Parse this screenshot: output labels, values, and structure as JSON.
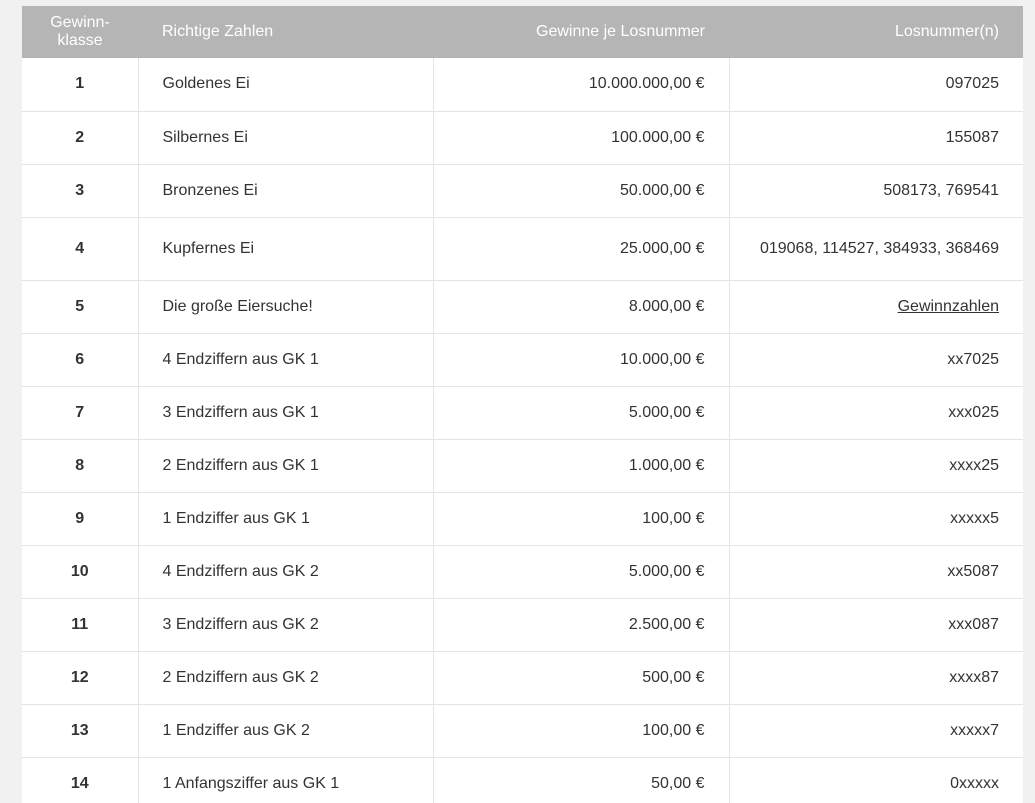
{
  "header": {
    "class": "Gewinn-\nklasse",
    "class_line1": "Gewinn-",
    "class_line2": "klasse",
    "numbers": "Richtige Zahlen",
    "prize": "Gewinne je Losnummer",
    "tickets": "Losnummer(n)"
  },
  "rows": [
    {
      "class": "1",
      "numbers": "Goldenes Ei",
      "prize": "10.000.000,00 €",
      "tickets": "097025"
    },
    {
      "class": "2",
      "numbers": "Silbernes Ei",
      "prize": "100.000,00 €",
      "tickets": "155087"
    },
    {
      "class": "3",
      "numbers": "Bronzenes Ei",
      "prize": "50.000,00 €",
      "tickets": "508173, 769541"
    },
    {
      "class": "4",
      "numbers": "Kupfernes Ei",
      "prize": "25.000,00 €",
      "tickets": "019068, 114527, 384933, 368469"
    },
    {
      "class": "5",
      "numbers": "Die große Eiersuche!",
      "prize": "8.000,00 €",
      "tickets": "Gewinnzahlen",
      "is_link": true
    },
    {
      "class": "6",
      "numbers": "4 Endziffern aus GK 1",
      "prize": "10.000,00 €",
      "tickets": "xx7025"
    },
    {
      "class": "7",
      "numbers": "3 Endziffern aus GK 1",
      "prize": "5.000,00 €",
      "tickets": "xxx025"
    },
    {
      "class": "8",
      "numbers": "2 Endziffern aus GK 1",
      "prize": "1.000,00 €",
      "tickets": "xxxx25"
    },
    {
      "class": "9",
      "numbers": "1 Endziffer aus GK 1",
      "prize": "100,00 €",
      "tickets": "xxxxx5"
    },
    {
      "class": "10",
      "numbers": "4 Endziffern aus GK 2",
      "prize": "5.000,00 €",
      "tickets": "xx5087"
    },
    {
      "class": "11",
      "numbers": "3 Endziffern aus GK 2",
      "prize": "2.500,00 €",
      "tickets": "xxx087"
    },
    {
      "class": "12",
      "numbers": "2 Endziffern aus GK 2",
      "prize": "500,00 €",
      "tickets": "xxxx87"
    },
    {
      "class": "13",
      "numbers": "1 Endziffer aus GK 2",
      "prize": "100,00 €",
      "tickets": "xxxxx7"
    },
    {
      "class": "14",
      "numbers": "1 Anfangsziffer aus GK 1",
      "prize": "50,00 €",
      "tickets": "0xxxxx"
    }
  ]
}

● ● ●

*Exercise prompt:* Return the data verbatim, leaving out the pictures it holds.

*Solution below:*
Parse this screenshot: output labels, values, and structure as JSON.
{
  "header": {
    "class": "Gewinn-\nklasse",
    "class_line1": "Gewinn-",
    "class_line2": "klasse",
    "numbers": "Richtige Zahlen",
    "prize": "Gewinne je Losnummer",
    "tickets": "Losnummer(n)"
  },
  "rows": [
    {
      "class": "1",
      "numbers": "Goldenes Ei",
      "prize": "10.000.000,00 €",
      "tickets": "097025"
    },
    {
      "class": "2",
      "numbers": "Silbernes Ei",
      "prize": "100.000,00 €",
      "tickets": "155087"
    },
    {
      "class": "3",
      "numbers": "Bronzenes Ei",
      "prize": "50.000,00 €",
      "tickets": "508173, 769541"
    },
    {
      "class": "4",
      "numbers": "Kupfernes Ei",
      "prize": "25.000,00 €",
      "tickets": "019068, 114527, 384933, 368469"
    },
    {
      "class": "5",
      "numbers": "Die große Eiersuche!",
      "prize": "8.000,00 €",
      "tickets": "Gewinnzahlen",
      "is_link": true
    },
    {
      "class": "6",
      "numbers": "4 Endziffern aus GK 1",
      "prize": "10.000,00 €",
      "tickets": "xx7025"
    },
    {
      "class": "7",
      "numbers": "3 Endziffern aus GK 1",
      "prize": "5.000,00 €",
      "tickets": "xxx025"
    },
    {
      "class": "8",
      "numbers": "2 Endziffern aus GK 1",
      "prize": "1.000,00 €",
      "tickets": "xxxx25"
    },
    {
      "class": "9",
      "numbers": "1 Endziffer aus GK 1",
      "prize": "100,00 €",
      "tickets": "xxxxx5"
    },
    {
      "class": "10",
      "numbers": "4 Endziffern aus GK 2",
      "prize": "5.000,00 €",
      "tickets": "xx5087"
    },
    {
      "class": "11",
      "numbers": "3 Endziffern aus GK 2",
      "prize": "2.500,00 €",
      "tickets": "xxx087"
    },
    {
      "class": "12",
      "numbers": "2 Endziffern aus GK 2",
      "prize": "500,00 €",
      "tickets": "xxxx87"
    },
    {
      "class": "13",
      "numbers": "1 Endziffer aus GK 2",
      "prize": "100,00 €",
      "tickets": "xxxxx7"
    },
    {
      "class": "14",
      "numbers": "1 Anfangsziffer aus GK 1",
      "prize": "50,00 €",
      "tickets": "0xxxxx"
    }
  ]
}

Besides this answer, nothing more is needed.